**REQUIRED ACTION**
Copy every line that holds the string "corrections" from the data below.

**TASK MATERIAL**

--

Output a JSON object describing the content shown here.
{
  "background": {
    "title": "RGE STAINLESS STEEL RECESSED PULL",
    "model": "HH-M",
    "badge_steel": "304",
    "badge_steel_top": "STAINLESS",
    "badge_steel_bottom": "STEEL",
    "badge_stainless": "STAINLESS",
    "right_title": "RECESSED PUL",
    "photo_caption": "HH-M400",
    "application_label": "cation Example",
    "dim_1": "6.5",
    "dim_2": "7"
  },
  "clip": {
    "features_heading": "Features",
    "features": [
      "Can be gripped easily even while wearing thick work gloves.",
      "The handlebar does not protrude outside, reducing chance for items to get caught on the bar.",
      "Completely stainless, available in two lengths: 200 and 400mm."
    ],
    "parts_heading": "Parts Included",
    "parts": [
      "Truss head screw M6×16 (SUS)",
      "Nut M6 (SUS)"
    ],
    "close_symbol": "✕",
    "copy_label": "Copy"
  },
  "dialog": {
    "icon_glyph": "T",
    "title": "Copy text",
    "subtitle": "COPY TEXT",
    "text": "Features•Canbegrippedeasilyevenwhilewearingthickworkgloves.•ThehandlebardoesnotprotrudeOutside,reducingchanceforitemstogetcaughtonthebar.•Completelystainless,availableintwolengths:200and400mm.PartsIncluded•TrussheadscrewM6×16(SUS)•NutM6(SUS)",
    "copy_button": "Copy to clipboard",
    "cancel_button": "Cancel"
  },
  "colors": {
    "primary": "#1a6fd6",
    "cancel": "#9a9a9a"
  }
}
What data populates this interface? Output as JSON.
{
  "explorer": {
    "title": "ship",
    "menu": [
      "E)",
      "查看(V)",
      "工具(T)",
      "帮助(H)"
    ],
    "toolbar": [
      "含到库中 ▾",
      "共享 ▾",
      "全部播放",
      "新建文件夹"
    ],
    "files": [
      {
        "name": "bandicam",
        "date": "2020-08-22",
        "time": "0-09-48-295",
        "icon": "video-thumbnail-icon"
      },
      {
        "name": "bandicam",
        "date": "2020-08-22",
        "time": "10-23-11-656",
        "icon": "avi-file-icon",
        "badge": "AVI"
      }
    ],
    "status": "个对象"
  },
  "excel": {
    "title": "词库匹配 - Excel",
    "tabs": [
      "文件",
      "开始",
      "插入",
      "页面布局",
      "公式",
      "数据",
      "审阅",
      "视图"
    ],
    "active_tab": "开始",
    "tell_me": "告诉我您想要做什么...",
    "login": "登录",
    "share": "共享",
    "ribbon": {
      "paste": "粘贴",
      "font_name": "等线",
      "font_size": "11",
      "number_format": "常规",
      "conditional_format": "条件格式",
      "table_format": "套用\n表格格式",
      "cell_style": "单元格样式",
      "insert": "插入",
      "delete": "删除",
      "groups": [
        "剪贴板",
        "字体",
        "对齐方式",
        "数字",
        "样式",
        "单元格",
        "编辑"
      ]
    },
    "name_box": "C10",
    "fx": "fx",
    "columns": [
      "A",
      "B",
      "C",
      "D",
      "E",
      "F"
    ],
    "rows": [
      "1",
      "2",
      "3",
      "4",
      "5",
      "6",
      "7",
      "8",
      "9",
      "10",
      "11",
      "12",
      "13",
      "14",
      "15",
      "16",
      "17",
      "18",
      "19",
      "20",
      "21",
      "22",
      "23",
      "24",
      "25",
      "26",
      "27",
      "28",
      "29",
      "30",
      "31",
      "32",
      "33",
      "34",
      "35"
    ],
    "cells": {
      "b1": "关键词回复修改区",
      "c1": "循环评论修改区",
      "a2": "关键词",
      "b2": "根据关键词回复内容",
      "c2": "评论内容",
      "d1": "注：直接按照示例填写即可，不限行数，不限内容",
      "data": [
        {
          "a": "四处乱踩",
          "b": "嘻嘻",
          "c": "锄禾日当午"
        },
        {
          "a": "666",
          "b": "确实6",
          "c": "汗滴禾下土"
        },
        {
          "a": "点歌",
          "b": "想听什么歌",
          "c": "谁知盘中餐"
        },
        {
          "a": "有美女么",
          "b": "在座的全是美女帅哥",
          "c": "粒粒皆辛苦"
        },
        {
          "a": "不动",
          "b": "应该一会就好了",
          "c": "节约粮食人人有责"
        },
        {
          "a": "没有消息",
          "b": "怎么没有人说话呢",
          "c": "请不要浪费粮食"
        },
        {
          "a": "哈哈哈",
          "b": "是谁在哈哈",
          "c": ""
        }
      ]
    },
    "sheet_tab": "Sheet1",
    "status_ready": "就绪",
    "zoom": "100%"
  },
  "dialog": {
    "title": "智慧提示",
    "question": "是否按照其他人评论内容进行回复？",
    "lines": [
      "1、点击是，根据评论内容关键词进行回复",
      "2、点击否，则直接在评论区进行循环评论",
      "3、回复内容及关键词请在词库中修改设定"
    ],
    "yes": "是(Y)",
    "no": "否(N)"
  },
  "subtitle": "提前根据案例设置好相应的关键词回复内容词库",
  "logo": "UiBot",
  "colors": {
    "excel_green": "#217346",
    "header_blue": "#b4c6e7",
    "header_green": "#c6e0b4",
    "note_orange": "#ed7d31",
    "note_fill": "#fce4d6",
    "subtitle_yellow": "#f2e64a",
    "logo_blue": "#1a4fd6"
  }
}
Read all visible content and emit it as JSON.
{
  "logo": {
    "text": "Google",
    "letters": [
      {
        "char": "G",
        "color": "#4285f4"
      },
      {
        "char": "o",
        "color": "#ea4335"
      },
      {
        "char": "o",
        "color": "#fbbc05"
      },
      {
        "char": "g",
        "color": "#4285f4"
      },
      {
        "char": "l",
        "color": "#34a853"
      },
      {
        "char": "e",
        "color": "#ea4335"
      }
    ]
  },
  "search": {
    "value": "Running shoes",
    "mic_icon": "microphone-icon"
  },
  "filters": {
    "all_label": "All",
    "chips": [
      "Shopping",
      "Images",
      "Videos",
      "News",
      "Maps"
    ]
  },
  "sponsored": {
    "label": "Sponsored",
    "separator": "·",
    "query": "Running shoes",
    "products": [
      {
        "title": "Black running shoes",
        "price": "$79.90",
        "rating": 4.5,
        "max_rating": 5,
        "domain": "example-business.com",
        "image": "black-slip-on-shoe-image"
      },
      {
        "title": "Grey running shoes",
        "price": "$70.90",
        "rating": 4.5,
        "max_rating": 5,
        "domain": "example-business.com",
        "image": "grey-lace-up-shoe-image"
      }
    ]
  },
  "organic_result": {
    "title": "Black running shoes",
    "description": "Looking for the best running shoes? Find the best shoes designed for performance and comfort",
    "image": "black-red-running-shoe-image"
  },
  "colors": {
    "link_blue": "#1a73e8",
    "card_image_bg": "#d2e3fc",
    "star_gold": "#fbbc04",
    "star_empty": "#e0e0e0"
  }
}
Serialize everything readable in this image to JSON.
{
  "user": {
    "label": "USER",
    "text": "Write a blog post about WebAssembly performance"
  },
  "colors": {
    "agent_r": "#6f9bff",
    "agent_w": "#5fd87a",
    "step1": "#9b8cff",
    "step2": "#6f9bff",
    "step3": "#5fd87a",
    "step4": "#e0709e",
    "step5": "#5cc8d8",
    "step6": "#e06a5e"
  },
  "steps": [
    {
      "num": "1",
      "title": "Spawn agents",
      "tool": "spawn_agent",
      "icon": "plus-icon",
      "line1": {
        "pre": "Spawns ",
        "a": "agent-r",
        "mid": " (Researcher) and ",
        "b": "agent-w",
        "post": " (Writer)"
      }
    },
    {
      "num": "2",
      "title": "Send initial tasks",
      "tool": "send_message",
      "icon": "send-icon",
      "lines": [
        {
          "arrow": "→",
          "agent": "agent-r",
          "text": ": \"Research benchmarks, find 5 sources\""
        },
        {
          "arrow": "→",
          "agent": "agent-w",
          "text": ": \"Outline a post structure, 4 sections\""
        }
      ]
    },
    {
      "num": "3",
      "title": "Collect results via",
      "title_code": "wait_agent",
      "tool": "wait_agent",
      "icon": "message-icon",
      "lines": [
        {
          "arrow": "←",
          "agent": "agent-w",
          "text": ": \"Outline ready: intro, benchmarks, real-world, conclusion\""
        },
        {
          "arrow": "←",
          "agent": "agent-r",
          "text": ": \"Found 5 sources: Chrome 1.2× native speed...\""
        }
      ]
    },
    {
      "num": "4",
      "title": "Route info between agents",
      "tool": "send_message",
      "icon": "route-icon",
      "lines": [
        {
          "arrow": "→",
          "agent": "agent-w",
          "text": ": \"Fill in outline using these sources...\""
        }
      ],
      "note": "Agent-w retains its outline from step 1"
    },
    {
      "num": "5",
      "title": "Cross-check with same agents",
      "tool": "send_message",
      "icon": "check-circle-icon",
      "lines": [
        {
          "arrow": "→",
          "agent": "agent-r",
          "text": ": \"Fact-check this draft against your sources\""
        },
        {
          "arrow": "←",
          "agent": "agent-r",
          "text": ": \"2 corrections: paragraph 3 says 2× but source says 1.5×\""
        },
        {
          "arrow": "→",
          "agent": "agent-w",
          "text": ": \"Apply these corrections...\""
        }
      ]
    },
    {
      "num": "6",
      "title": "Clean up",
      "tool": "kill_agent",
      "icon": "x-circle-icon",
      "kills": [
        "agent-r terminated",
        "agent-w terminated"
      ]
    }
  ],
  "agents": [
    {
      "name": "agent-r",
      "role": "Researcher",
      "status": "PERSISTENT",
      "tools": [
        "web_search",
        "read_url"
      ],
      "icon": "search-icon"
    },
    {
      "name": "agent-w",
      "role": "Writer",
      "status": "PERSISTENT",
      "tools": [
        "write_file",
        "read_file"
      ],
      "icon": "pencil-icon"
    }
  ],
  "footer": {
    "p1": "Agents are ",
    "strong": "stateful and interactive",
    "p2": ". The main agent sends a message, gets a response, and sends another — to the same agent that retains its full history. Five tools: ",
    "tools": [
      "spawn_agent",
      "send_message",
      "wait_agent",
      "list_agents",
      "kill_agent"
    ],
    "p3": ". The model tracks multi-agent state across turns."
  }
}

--

**EXPECTED OUTPUT**
          "text": ": \"2 corrections: paragraph 3 says 2× but source says 1.5×\""
          "text": ": \"Apply these corrections...\""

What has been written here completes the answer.